I am hopeful that Americans will understand how important this nomination is as the hearings move forward this week and they will let their representatives know they want to see a fight.

And I sent this to the Editors of the San Francisco Chronicle ...

Proposals about building fences or walls along our border with Mexico are inspired by racist and xenophobic forces who would have such barriers be permanent and impenetrable if they thought they could convince the public of such lunacy. Surely the rest of us understand that at some point borders will become irrelevant or at least only as significant as the border between California and Nevada. The question we should be debating is whether this process will take 10 years or 100. I would argue that it should happen before 2015 and the reason is one you missed in your Editorial "Border Madness."

You attempt to argue that the kind of enforcement proposed by some in Congress may counterintuitively lead to more illegal immigrants in the U.S. So you agree with the underlying assumption of those in Congress that illegal immigration is a problem and reducing the number immigrants is highly desirable. In fact many well-researched and respected studies show that the influx of immigrants into this country in recent decades has helped more than hurt our economy. There simply is no border emergency. The solution to the "problem" of illegal immigration is to legalize many more immigrants and begin minimizing other immigration restrictions. It is unfortunate that right-wing hysteria has pushed this solution out of the mainstream.

Thursday, January 05, 2006

Wednesday, January 04, 2006

Der Fuhrer Will Keep Us Safe

O.K. maybe that's a bit hyperbolic, but check out this quote from Senator John Cornyn defending Bush's domestic spying: "None of your civil liberties matter much after you're dead."

As long as our glorious leader says he is ignoring the 4th Amendment because he must do so in order to keep us safe, not just safe but alive, then we should not complain.

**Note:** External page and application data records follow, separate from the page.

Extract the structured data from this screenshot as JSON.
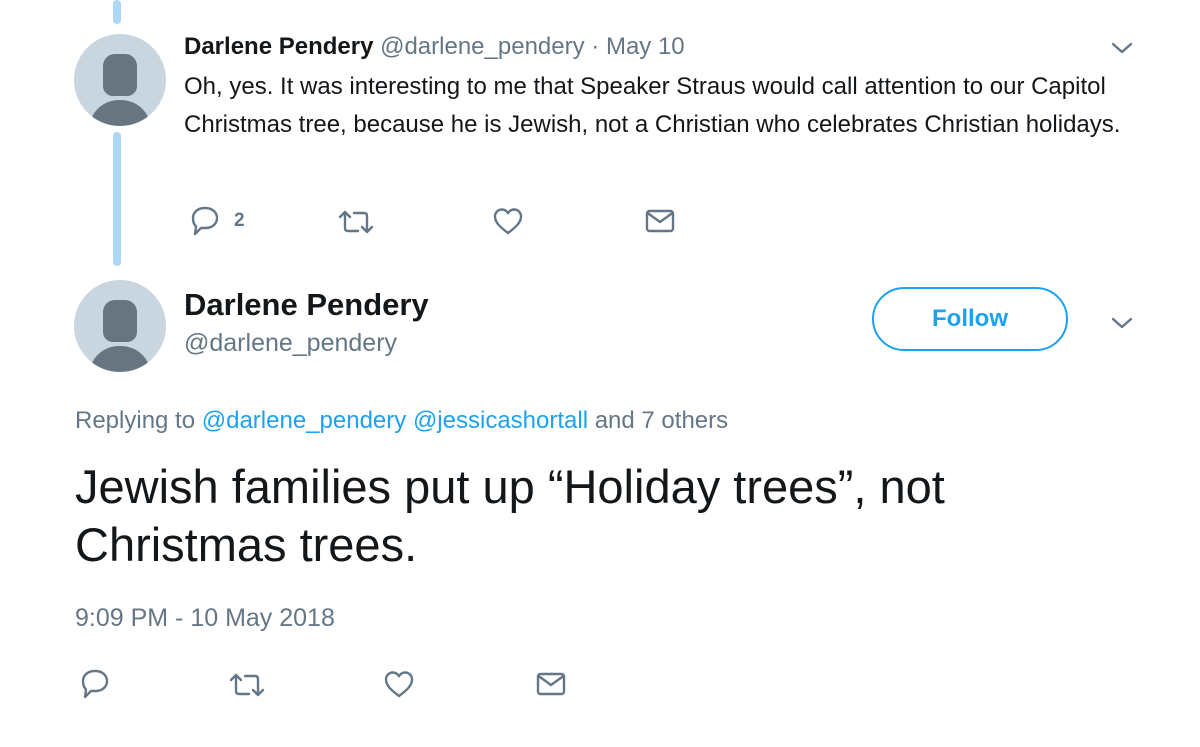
{
  "parent_tweet": {
    "display_name": "Darlene Pendery",
    "handle": "@darlene_pendery",
    "separator": "·",
    "date": "May 10",
    "text": "Oh, yes. It was interesting to me that Speaker Straus would call attention to our Capitol Christmas tree, because he is Jewish, not a Christian who celebrates Christian holidays.",
    "reply_count": "2",
    "icons": [
      "reply-icon",
      "retweet-icon",
      "like-icon",
      "direct-message-icon",
      "chevron-down-icon"
    ]
  },
  "main_tweet": {
    "display_name": "Darlene Pendery",
    "handle": "@darlene_pendery",
    "follow_label": "Follow",
    "replying_prefix": "Replying to",
    "reply_mention_1": "@darlene_pendery",
    "reply_mention_2": "@jessicashortall",
    "reply_suffix": "and 7 others",
    "text": "Jewish families put up “Holiday trees”, not Christmas trees.",
    "timestamp": "9:09 PM - 10 May 2018",
    "icons": [
      "reply-icon",
      "retweet-icon",
      "like-icon",
      "direct-message-icon",
      "chevron-down-icon"
    ]
  },
  "colors": {
    "accent": "#1da1f2",
    "muted_text": "#657786",
    "primary_text": "#14171a",
    "thread_line": "#aad8f6",
    "avatar_bg": "#c9d6df",
    "avatar_fg": "#66757f"
  }
}
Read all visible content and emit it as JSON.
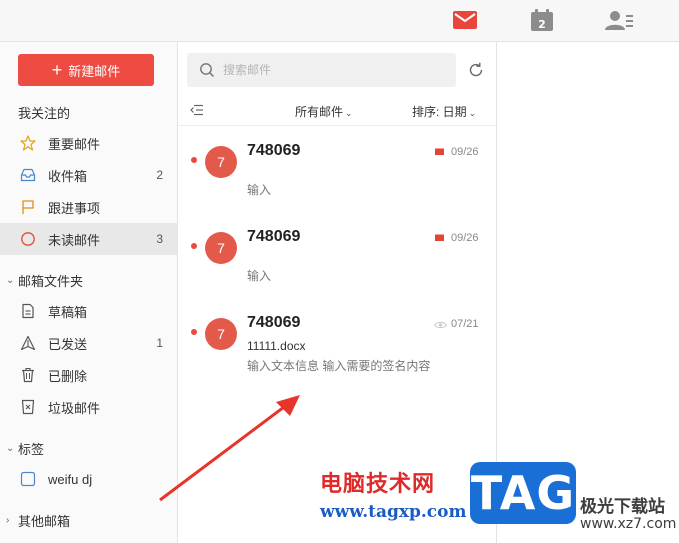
{
  "topbar": {
    "icons": [
      "mail-icon",
      "calendar-icon",
      "contacts-icon"
    ],
    "calendar_day": "2",
    "mail_icon_color": "#e8453c"
  },
  "sidebar": {
    "compose_label": "新建邮件",
    "compose_color": "#ee4b42",
    "favorites_title": "我关注的",
    "favorites": [
      {
        "label": "重要邮件",
        "count": "",
        "icon": "star-icon"
      },
      {
        "label": "收件箱",
        "count": "2",
        "icon": "inbox-icon"
      },
      {
        "label": "跟进事项",
        "count": "",
        "icon": "flag-icon"
      },
      {
        "label": "未读邮件",
        "count": "3",
        "icon": "unread-circle-icon"
      }
    ],
    "folders_title": "邮箱文件夹",
    "folders": [
      {
        "label": "草稿箱",
        "count": "",
        "icon": "draft-icon"
      },
      {
        "label": "已发送",
        "count": "1",
        "icon": "sent-icon"
      },
      {
        "label": "已删除",
        "count": "",
        "icon": "trash-icon"
      },
      {
        "label": "垃圾邮件",
        "count": "",
        "icon": "spam-icon"
      }
    ],
    "tags_title": "标签",
    "tags": [
      {
        "label": "weifu dj"
      }
    ],
    "other_title": "其他邮箱"
  },
  "list": {
    "search_placeholder": "搜索邮件",
    "filter_label": "所有邮件",
    "sort_label": "排序: 日期",
    "mails": [
      {
        "avatar": "7",
        "sender": "748069",
        "date": "09/26",
        "status_icon": "flag-icon",
        "subject": "",
        "preview": "输入",
        "unread": true
      },
      {
        "avatar": "7",
        "sender": "748069",
        "date": "09/26",
        "status_icon": "flag-icon",
        "subject": "",
        "preview": "输入",
        "unread": true
      },
      {
        "avatar": "7",
        "sender": "748069",
        "date": "07/21",
        "status_icon": "eye-icon",
        "subject": "11111.docx",
        "preview": "输入文本信息 输入需要的签名内容",
        "unread": true
      }
    ]
  },
  "watermark": {
    "line1": "电脑技术网",
    "line2": "www.tagxp.com",
    "badge": "TAG",
    "site1": "极光下载站",
    "site2": "www.xz7.com"
  }
}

Remember the horror of September 11th? Do you want to experience that a million times greater, right in your backyard? Then let's just forget about the Bill of Rights until the War on Terrorism is won.